Monday, January 21, 2008

Oh, Obama...

And to think I was starting to like the guy.

Take a look at the mailer his people sent out all over South Carolina (I have that saved; in case the link is pulled, let me know and I'll rehost it). I've seldom seen a more pandering, manipulative, pathetic gesture. Bad show, Barack. Very bad show. At least we believe Mike Huckabee when he says he's a loony fundie. You're just trawling for votes.

It's really, really disappointing to see the Democratic candidates playing the Republican party's faith-based voting game like this, for a number of reasons. The most practical reason, of course, is that they're not very good at it, and when they try, they tend to get beaten by the Republicans, who are very good at it. More than that, though, it demonstrates badly misplaced priorities and a complete lack of integrity.

Appealing to religion to get votes in a secular nation is just bad form. It's not illegal, of course, and perhaps in the case of openly religious candidates like Mike Huckabee it's not even inconsistent - although I'd still slit my wrists before I'd cast a vote for the man. It is, however, deeply at odds with the job these presidential candidates are supposed to be doing, e.g. enforcing the laws and safeguarding the Constitution. You cannot be "guided by faith," as Obama's flier declares him to be, and still do an adequate job of policing the faith-based influence groups who constantly seek to undermine the wall of separation.

I'm not suggesting that Christians can't be President, of course; that would be just as egregious an assault on the religious freedom of the, well, religious, as any of the faith-based programs the Bush administration has tried to enact have been on the rights of the nonreligious. I am suggesting that to admit that your faith will guide you in office should be a strong mark against you in a Presidential election, not a selling point. The President's first and only loyalty should be to the United States, and proclaiming a strong religious affiliation like that clearly demonstrates a loyalty that is by definition prioritized above everything, including nation and duty. This should be a concern to all voters, religious or not; even if you feel that you and your President share the deepest of faith, what happens when you disagree on what God wants? Do you think that someone who has proclaimed that he is going to be guided by faith, and not by the will of the people, is going to listen to your dissent? George W. Bush's sub-thirty-percent approval rating following his own faith-based platform is a pretty strong indication that they will not.

And on top of all that, of course, there is the matter that a field of Presidential candidates who all proclaim noisy faith utterly disenfranchises nonreligious voters. Coming from a candidate who was supposed to represent progressives, intellectuals, and the movement for change, this is really a bitter pill. But, you know, don't worry about us, Mr. Obama; we're used to this sort of disappointment by now.

1 comment:

Ben said...

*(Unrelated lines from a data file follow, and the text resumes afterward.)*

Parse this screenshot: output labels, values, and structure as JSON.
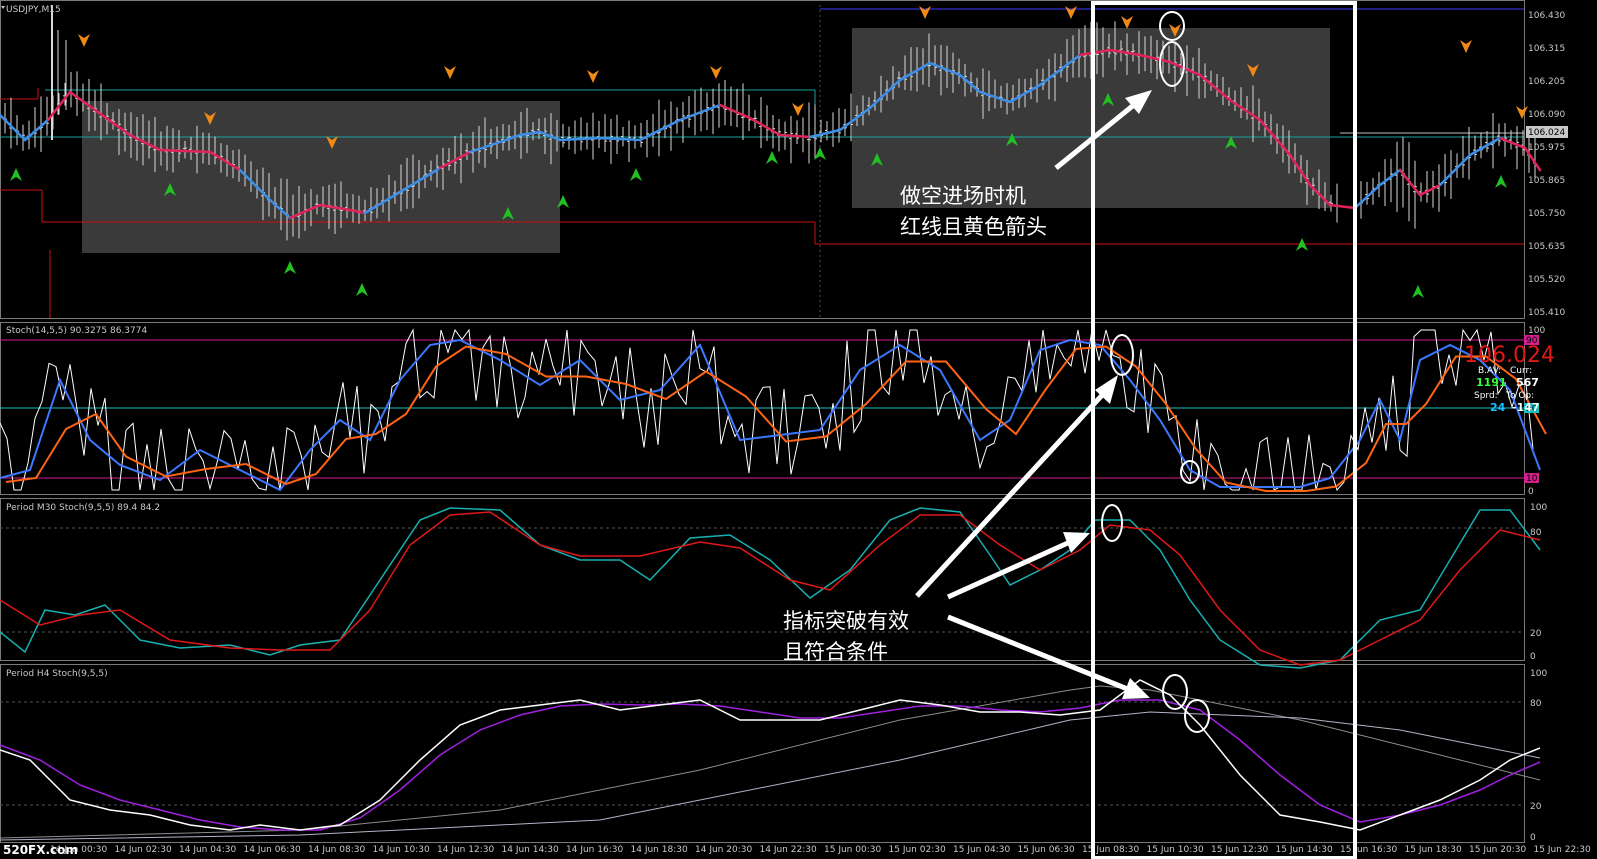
{
  "chart_data": [
    {
      "type": "candlestick",
      "panel_label": "USDJPY,M15",
      "y_ticks": [
        "106.430",
        "106.315",
        "106.205",
        "106.090",
        "105.975",
        "105.865",
        "105.750",
        "105.635",
        "105.520",
        "105.410"
      ],
      "ylim": [
        105.41,
        106.43
      ],
      "current_price": "106.024",
      "levels": {
        "upper_channel": 106.21,
        "middle": 106.03,
        "lower_channel": 105.72,
        "low_shift": 105.66,
        "top": 106.43
      },
      "ma_colors": {
        "up": "#3c8ee8",
        "down": "#e0245a"
      },
      "arrow_colors": {
        "buy": "#22c022",
        "sell": "#f08a14"
      },
      "consolidation_boxes": 2
    },
    {
      "type": "line",
      "panel_label": "Stoch(14,5,5) 90.3275 86.3774",
      "ylim": [
        0,
        100
      ],
      "levels": [
        90,
        50,
        10
      ],
      "level_labels": [
        "90",
        "50",
        "10"
      ],
      "level_colors": [
        "#d0208c",
        "#18c0c0",
        "#d0208c"
      ],
      "y_ticks": [
        "100",
        "0"
      ],
      "series_colors": {
        "main": "#ffffff",
        "k": "#3c78ff",
        "d": "#ff6414"
      },
      "info_box": {
        "price": "106.024",
        "rows": [
          {
            "l1": "B.AV:",
            "v1": "",
            "l2": "Curr:",
            "v2": ""
          },
          {
            "l1": "",
            "v1": "1191",
            "l2": "",
            "v2": "567"
          },
          {
            "l1": "Sprd:",
            "v1": "",
            "l2": "To Op:",
            "v2": ""
          },
          {
            "l1": "",
            "v1": "24",
            "l2": "",
            "v2": "-147"
          }
        ]
      }
    },
    {
      "type": "line",
      "panel_label": "Period M30 Stoch(9,5,5) 89.4 84.2",
      "ylim": [
        0,
        100
      ],
      "y_ticks": [
        "100",
        "80",
        "20",
        "0"
      ],
      "series_colors": {
        "k": "#18b0b0",
        "d": "#e01818"
      }
    },
    {
      "type": "line",
      "panel_label": "Period H4 Stoch(9,5,5)",
      "ylim": [
        0,
        100
      ],
      "y_ticks": [
        "100",
        "80",
        "20",
        "0"
      ],
      "series_colors": {
        "k": "#ffffff",
        "d": "#a020e0",
        "slow1": "#8c8c8c",
        "slow2": "#b4b4c8"
      }
    }
  ],
  "x_labels": [
    "14 Jun 00:30",
    "14 Jun 02:30",
    "14 Jun 04:30",
    "14 Jun 06:30",
    "14 Jun 08:30",
    "14 Jun 10:30",
    "14 Jun 12:30",
    "14 Jun 14:30",
    "14 Jun 16:30",
    "14 Jun 18:30",
    "14 Jun 20:30",
    "14 Jun 22:30",
    "15 Jun 00:30",
    "15 Jun 02:30",
    "15 Jun 04:30",
    "15 Jun 06:30",
    "15 Jun 08:30",
    "15 Jun 10:30",
    "15 Jun 12:30",
    "15 Jun 14:30",
    "15 Jun 16:30",
    "15 Jun 18:30",
    "15 Jun 20:30",
    "15 Jun 22:30"
  ],
  "annotations": {
    "entry_line1": "做空进场时机",
    "entry_line2": "红线且黄色箭头",
    "break_line1": "指标突破有效",
    "break_line2": "且符合条件"
  },
  "watermark": "520FX.com"
}
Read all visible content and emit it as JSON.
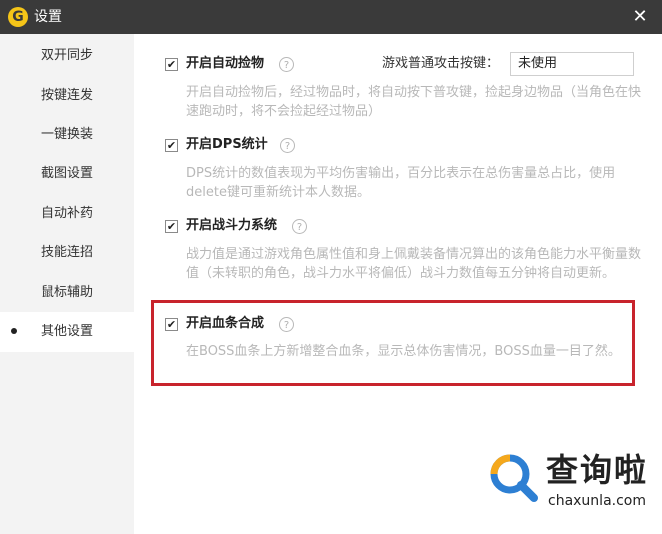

It makes sense; religious black voters are a huge proportion of SC primary voters. You get in with them, you win.

I don't think it's so much a reflection on Obama the candidate (or the person) as much as it is on SC, which we really should have let secede back when it wanted to.